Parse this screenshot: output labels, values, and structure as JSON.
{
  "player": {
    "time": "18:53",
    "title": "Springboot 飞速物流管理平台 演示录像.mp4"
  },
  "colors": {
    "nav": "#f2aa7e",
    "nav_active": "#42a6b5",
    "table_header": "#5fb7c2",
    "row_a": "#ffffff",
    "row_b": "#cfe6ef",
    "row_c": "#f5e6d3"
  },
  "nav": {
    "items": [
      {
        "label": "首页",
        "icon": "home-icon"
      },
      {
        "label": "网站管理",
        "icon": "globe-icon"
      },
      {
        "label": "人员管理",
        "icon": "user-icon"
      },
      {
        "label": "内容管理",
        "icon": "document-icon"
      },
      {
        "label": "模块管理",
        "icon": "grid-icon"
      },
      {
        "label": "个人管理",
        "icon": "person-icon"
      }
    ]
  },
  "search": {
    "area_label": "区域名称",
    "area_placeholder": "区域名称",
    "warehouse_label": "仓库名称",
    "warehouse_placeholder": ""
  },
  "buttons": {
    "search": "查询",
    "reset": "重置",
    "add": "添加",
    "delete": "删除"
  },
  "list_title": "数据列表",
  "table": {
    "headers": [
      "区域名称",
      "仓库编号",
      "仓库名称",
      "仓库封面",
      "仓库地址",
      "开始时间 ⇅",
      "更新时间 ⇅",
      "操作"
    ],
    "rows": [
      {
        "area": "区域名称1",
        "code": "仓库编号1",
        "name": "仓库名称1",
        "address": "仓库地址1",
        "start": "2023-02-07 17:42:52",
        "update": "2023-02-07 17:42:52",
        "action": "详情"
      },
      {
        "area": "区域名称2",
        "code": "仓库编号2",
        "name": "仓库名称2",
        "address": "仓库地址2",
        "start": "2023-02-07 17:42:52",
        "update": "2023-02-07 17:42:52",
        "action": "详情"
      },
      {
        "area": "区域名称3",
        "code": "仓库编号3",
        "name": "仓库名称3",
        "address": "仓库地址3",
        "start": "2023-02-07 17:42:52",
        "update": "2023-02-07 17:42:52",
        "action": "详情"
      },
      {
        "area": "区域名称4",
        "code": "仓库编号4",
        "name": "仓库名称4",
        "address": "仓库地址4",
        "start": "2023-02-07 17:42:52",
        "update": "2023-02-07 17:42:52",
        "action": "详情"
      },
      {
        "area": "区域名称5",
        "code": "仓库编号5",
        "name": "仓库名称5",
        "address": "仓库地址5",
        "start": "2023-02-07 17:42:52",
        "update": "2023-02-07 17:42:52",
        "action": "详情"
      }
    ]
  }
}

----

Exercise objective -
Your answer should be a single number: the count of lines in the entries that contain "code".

Exercise answer -
5